Mamberamo River Water Snake, Heurnia ventromaculata

     1926a Heurnia ventromaculata  Jong, Zoologische Anzeiger, 67:302-3. Type locality: Pionierbivak, Mamberano River, North New Guinea. Holotype: ZMA 11066. Collector W. C. van Heurn.
            The name ventromaculata refers to the ventral spots described by the collector when the specimen was freshly caught.
            H. ventromaculata is known only from the type locality.
The type specimen, a male, has a total length of 702 mm, with a 148 mm tail. The tail/SVL ratio is 26.7%.

External Morphology

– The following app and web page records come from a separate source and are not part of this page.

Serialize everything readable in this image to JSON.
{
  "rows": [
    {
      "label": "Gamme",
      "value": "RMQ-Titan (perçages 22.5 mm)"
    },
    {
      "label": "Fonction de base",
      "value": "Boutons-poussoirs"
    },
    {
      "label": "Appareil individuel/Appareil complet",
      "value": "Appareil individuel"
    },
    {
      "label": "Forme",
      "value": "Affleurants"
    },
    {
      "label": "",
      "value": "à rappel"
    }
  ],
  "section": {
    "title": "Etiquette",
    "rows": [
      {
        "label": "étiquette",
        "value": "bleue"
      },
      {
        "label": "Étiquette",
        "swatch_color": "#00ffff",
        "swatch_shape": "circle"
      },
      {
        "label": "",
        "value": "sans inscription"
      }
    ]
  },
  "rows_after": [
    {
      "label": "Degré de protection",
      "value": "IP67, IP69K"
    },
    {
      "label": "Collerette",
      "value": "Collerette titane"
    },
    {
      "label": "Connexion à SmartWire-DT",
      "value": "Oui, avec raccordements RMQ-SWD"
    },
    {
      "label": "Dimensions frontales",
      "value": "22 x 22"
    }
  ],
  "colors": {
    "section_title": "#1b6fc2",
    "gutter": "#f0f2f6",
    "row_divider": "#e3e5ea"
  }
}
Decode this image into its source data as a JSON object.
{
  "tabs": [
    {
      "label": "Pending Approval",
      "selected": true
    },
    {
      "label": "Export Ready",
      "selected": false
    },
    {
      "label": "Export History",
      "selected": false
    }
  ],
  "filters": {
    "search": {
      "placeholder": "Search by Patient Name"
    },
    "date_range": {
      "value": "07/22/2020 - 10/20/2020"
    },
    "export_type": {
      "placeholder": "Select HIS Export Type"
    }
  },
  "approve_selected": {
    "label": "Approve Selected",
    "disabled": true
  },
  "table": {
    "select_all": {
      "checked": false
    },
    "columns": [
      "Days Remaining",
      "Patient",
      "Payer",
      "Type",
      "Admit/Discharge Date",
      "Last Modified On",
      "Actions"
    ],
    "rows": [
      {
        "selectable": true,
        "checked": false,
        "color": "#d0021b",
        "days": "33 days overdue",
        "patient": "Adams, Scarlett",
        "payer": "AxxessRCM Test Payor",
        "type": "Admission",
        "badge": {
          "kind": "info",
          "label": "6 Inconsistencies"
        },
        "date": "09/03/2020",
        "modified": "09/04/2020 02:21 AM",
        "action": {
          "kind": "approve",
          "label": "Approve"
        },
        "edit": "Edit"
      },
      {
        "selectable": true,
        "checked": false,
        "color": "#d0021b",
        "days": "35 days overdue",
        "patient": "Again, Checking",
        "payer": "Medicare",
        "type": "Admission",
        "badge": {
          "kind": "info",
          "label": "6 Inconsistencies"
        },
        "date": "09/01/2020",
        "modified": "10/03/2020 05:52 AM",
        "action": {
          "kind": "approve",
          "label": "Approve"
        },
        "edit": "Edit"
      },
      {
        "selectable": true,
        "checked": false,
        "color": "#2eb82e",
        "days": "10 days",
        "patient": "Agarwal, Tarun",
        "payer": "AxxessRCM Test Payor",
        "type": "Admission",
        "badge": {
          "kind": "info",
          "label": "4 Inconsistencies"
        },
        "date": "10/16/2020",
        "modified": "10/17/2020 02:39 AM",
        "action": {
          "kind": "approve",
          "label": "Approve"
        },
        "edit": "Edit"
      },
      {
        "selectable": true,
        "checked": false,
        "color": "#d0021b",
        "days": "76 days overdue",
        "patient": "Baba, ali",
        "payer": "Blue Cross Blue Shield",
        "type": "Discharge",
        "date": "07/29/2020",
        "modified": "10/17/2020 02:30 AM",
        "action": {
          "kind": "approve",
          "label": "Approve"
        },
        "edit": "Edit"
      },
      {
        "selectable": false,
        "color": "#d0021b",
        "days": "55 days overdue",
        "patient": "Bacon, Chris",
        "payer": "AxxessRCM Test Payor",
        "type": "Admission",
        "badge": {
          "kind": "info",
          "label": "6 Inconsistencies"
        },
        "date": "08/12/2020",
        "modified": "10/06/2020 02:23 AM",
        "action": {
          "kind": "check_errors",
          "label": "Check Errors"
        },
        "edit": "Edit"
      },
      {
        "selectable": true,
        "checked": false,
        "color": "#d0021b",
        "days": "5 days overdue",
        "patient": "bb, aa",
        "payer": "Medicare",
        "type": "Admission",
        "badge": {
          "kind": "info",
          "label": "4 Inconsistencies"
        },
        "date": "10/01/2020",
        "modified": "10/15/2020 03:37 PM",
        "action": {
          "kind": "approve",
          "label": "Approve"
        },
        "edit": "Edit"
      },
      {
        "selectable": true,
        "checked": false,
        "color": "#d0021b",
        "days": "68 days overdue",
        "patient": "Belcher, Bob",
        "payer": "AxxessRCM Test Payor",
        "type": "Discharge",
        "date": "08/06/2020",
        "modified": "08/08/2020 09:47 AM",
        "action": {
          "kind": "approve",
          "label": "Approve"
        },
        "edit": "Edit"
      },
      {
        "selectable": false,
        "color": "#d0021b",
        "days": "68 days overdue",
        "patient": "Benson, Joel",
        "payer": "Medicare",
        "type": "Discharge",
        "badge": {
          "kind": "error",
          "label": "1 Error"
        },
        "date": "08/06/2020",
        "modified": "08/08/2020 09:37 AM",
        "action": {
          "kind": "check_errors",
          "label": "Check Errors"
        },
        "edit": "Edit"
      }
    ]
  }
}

            This snake is known only from the type specimen (ZMA 11066). The head is distinct from the neck and depressed, the body is cylindrical; the eyes are dorsolateral, and slightly larger than expected for a homalopsid. This account is based upon my scale count numbers and they disagree slightly with Gyi’s (1970) counts for several characters.
            On the head the rostral is pentagonal and broader than tall, it is visible from above. The nasals are divided and are separated by an internasal. The nares are located toward the inner edges of the nasals. The prefrontal is fused with the loreal on the right side. On the left side the prefrontal and loreal are separate. The loreal is twice as long as tall. The prefrontals are tuberculate, while some other scales also have tubercles; the prefrontal tubercles are better developed. The frontal is elongated and about equal in length to the parietals. The parietals are entire. The loreal is in contact with upper labials 2 – 4. The supraocular is elongated and single; the preocular is single and about two times taller than wide; the postoculars number two on each side. The dorsal and ventral scales are about equal in area. There are no subocular scales, although the ventral postocular undercuts the orbit. The temporal formula is 1 + 2 + 3 on both sides, the primary temporal is exceptionally large. The third row is difficult to distinguish from the occipitals. There are enlarged scales following each of the parietals but separated from the temporals by smaller scales. The upper labials 8/9; the largest are 5/6. The fifth one enters the orbit on the right; the fourth one enters the orbit on the left. The eighth upper labial on the right is divided; none are divided on the left.
            On the chin the lower labials numbers 14, the seventh is the largest and the second is the smallest; 1-3 contact the first chin shield. There are three pairs of enlarged chin shields, the second and third pairs are separated by pairs of smaller scales. The anterior pair of chin shields is only slightly larger than the second pair, and the third pair is shorter that the first two pairs, but broader. Gulars number seven.
            On the body the dorsal scale rows number 29 on the neck, 27 at mid-body, and 21 at posterior body.  The dorsal scales are lanceolate in all rows. The ventral scales number 163 and they are narrow. The anterior ventral scales are less than twice the height of a nearby dorsal, and at mid-body and posterior body the ventrals are a little more than twice the height of a nearby dorsal scale.
            On the tail the divided subcaudal scales number 56. The scales on the dorsum of the tail are similar to those near the vent. At the base of the tail the width is 84% of the height in the one specimen.
            Color and pattern. The first 4 dorsal scale rows have light pigment, there is no pattern on the other rows, presumably it was uniform in color, but the specimen also appears faded. The venter is mottled. Jong (1926a) had notes from the collector, W. C. von Heurn, who described the color in life as a uniform gray-black or mud color on the sides and dorsum with a lighter venter with gray-black spots that extend onto the chin and labials.
Natural History
            While nothing is known about the details of H. ventromaculatalife history, the area that it lives in has been studied by ecologists because of a project to dam the Mamberamo River for a hydroelectric plant to power a large industrial complex.  The Mamberamo River is about 650 km in length and drains a region of steep, rainforest covered mountains, with a catchment that it is 76,000 km2. The river carries a heavy sediment load. The Mamberamo River basin has a rich biodiversity; and its estuary has large areas of freshwater swamps and extensive areas of mangrove. Thus, there may be other homalopsids and aquatic herpetofauna to be found in the area (Muchtar and Ilahude, 2001; Richards and Suryadi, 2002).